For the time-poor retro gamer, the temptation to convince yourself that a new, possibly portable, machine will allow you the opportunity to play all of those games that you always planned get around to, is significant. It’s the same mindset that makes those with already considerable backlogs buy more games: without the time to play, reading up on a product and making a purchase is one way to remain engaged with your hobby.

By my usually profligate standards, I’ve remained relatively restrained: I own a PSP but never dared to fiddle around with it to use it for emulation, although I have bought one or two retro collections that have remained largely untouched. As I was never a console gamer, what I always wanted was a device to let me play PC games (including those I could review here) without sitting in front of my main desktop machine. One misguided investment was an Android tablet which, even when combined with a paid DOSBox app and Bluetooth keyboard, fell short of expectations. (I did manage to use it for some adventure games, though, either via ScummVM or purchased from the Google Play store).

The solution for someone in that situation seems obvious: a Windows laptop. In truth I’ve historically been a bit anti-laptop: I always preferred a desktop setup, and reasoned that using a laptop for games would always be a compromised experience, plus when batteries and other things went wrong with them, they would be problems you wouldn’t be able to resolve yourself. And they seemed a little bit expensive: as someone whose upgrade budget and schedule normally stretches to around £500 on a new desktop PC every 5 years or so, a second machine seemed a bit extravagant, not to mention the fact I don’t like carrying too much valuable kit around with me (I once met a friend in a pub and he had some expensive Macbook with him: I just couldn’t carry around a grand’s worth of machine around with me – worrying about losing or damaging it, or it getting nicked).

Sexy tech pic nicked from

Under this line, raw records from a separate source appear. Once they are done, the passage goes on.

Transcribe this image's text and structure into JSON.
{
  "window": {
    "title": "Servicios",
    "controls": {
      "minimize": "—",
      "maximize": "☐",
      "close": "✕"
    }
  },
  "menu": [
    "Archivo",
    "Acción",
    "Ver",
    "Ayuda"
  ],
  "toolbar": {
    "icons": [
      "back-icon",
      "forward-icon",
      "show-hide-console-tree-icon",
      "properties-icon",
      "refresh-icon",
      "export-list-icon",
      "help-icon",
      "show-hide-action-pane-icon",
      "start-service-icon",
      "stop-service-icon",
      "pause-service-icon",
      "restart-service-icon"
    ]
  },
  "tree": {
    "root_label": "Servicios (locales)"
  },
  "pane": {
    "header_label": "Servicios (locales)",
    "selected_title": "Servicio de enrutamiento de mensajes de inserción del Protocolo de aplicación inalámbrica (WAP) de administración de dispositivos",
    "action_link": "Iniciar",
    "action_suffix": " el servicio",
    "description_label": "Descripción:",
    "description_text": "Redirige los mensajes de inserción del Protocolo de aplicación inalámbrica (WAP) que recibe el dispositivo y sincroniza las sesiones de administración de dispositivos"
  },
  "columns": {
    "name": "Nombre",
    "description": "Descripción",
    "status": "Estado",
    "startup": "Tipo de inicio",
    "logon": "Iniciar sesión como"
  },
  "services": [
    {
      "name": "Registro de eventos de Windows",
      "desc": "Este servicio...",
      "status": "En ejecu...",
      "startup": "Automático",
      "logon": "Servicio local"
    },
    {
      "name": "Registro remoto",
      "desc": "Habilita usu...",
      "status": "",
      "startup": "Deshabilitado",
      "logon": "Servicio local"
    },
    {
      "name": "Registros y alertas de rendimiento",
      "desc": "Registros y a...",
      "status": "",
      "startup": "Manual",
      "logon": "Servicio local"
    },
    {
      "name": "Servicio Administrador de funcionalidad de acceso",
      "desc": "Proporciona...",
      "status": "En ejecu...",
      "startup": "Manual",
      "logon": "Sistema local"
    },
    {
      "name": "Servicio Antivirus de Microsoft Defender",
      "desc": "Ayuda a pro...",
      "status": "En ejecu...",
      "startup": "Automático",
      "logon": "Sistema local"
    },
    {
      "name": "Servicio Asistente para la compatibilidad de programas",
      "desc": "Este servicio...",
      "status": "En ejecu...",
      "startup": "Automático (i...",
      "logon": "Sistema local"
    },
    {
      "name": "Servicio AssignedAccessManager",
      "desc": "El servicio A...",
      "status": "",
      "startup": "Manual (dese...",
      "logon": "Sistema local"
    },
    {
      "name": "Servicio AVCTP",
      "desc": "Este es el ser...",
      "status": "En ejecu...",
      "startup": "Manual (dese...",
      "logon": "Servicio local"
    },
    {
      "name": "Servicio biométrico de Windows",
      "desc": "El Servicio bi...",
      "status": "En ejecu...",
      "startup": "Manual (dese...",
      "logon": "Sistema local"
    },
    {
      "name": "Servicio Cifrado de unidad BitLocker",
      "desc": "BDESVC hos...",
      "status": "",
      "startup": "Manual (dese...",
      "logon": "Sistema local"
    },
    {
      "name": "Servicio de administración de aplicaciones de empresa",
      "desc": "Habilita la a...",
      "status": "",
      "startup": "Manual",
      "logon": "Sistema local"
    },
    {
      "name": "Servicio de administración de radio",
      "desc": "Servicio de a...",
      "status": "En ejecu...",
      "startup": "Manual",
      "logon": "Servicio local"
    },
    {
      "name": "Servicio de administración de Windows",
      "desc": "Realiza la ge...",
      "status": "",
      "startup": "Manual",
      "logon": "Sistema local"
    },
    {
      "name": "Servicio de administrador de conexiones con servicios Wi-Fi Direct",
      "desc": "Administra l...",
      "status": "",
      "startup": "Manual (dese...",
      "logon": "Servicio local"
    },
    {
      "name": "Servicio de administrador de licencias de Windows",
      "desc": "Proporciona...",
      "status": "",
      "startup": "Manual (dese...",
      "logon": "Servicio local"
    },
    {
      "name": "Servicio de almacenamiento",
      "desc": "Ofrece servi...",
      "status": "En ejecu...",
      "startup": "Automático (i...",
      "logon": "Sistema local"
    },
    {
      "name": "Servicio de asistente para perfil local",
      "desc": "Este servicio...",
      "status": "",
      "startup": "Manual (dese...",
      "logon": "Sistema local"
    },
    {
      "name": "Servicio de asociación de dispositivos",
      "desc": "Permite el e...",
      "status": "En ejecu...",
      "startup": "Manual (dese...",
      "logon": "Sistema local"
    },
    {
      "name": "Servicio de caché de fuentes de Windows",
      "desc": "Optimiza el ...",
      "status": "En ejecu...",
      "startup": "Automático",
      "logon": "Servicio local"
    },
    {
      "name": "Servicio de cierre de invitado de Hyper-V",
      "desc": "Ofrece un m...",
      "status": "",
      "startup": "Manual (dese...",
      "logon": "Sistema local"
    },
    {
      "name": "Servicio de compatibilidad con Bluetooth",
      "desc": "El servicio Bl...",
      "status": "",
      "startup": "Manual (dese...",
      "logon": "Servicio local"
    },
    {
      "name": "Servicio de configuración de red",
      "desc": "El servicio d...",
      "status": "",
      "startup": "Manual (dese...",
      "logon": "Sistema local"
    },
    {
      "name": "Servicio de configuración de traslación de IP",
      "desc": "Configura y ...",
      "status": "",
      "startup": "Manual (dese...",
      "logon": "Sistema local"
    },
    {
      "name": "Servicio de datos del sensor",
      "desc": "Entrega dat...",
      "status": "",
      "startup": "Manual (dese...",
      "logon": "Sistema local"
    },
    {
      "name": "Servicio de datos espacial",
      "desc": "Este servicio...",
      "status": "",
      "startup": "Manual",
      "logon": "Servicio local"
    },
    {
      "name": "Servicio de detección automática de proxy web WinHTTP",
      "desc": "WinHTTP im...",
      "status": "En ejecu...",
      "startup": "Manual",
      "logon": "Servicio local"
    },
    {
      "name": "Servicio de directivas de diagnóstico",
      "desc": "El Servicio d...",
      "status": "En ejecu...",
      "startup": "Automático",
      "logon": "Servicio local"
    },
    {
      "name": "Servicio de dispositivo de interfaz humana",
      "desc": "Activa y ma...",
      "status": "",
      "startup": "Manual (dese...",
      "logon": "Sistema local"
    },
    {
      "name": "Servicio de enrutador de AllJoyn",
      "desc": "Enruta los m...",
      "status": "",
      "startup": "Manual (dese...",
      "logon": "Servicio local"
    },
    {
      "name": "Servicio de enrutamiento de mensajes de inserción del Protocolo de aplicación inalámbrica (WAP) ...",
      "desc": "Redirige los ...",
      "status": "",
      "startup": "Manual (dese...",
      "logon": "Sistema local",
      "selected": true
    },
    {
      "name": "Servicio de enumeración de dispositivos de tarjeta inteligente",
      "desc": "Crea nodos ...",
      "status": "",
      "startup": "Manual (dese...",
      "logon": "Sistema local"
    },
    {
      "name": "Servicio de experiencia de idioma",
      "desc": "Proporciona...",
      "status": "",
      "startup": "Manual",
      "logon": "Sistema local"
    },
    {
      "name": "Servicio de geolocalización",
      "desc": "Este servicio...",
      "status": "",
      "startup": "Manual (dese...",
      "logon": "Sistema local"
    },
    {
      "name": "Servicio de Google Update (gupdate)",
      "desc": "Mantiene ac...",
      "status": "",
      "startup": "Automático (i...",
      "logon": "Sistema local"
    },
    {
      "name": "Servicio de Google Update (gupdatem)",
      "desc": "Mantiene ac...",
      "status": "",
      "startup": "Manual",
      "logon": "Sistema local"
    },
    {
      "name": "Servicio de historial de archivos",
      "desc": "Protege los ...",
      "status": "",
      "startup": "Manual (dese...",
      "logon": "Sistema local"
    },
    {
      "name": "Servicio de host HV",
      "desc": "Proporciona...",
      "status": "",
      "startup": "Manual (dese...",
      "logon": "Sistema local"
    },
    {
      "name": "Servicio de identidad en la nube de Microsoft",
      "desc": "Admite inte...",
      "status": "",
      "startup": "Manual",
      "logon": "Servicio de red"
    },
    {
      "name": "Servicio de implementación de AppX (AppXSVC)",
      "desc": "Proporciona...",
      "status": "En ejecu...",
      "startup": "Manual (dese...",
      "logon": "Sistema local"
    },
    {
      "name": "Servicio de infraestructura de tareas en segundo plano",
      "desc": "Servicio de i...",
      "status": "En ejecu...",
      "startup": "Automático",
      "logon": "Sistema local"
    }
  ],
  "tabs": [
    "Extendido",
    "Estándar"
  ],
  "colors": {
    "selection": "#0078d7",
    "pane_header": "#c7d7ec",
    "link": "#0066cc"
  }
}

Somehow, though, a few years ago I ended up with one: a combination of a Black Friday sale and the accidental overconsumption of beer while waiting for an extremely delayed Indian takeaway delivery meant that I awoke the following morning with a confirmation email from Argos telling me my new computer could be collected from our nearest branch (which, it turns out, wasn’t that near). I’d been in a similar position before, ordering a PSP Vita from Amazon Germany under similar circumstances for £100 (a bargain, in retrospect), but cancelling the following day. The same option was open to me this time, but I decided to go through with it. In the cold light of day, a Windows laptop for £125 was still a good deal.

As you might guess, for that price, you don’t get a particularly high quality laptop. It’s a Lenovo s21e which, as a budget model, suffers from slightly shoddy build quality and limited storage space, to name but a couple of drawbacks. The display is also pretty small and it’s not at all powerful. But, I realised that now that I’m a dusty old out-of-date gamer, anything that could run 64-bit Windows would probably be powerful enough for DOSBox, AGS point and click adventures and sundry other GOG purchases from the 90s and early mid-00s. Plus I could get some writing up done if needed too.

Knowing me, and the nature of such optimistic purchases, there was still a chance it would have laid untouched in my computer cave, but in fact it’s revitalised my FFG output over the past few years. I won’t pretend I’m not still intrigued when I hear about some new and exciting options for gaming on the move, and a laptop does have its limits (although I feel comfortable playing old adventures, I’m not sure I’m brave enough to break out the USB joypads on the 7:29 commuter train) but for now I think I’ve found my portable retro machine of choice.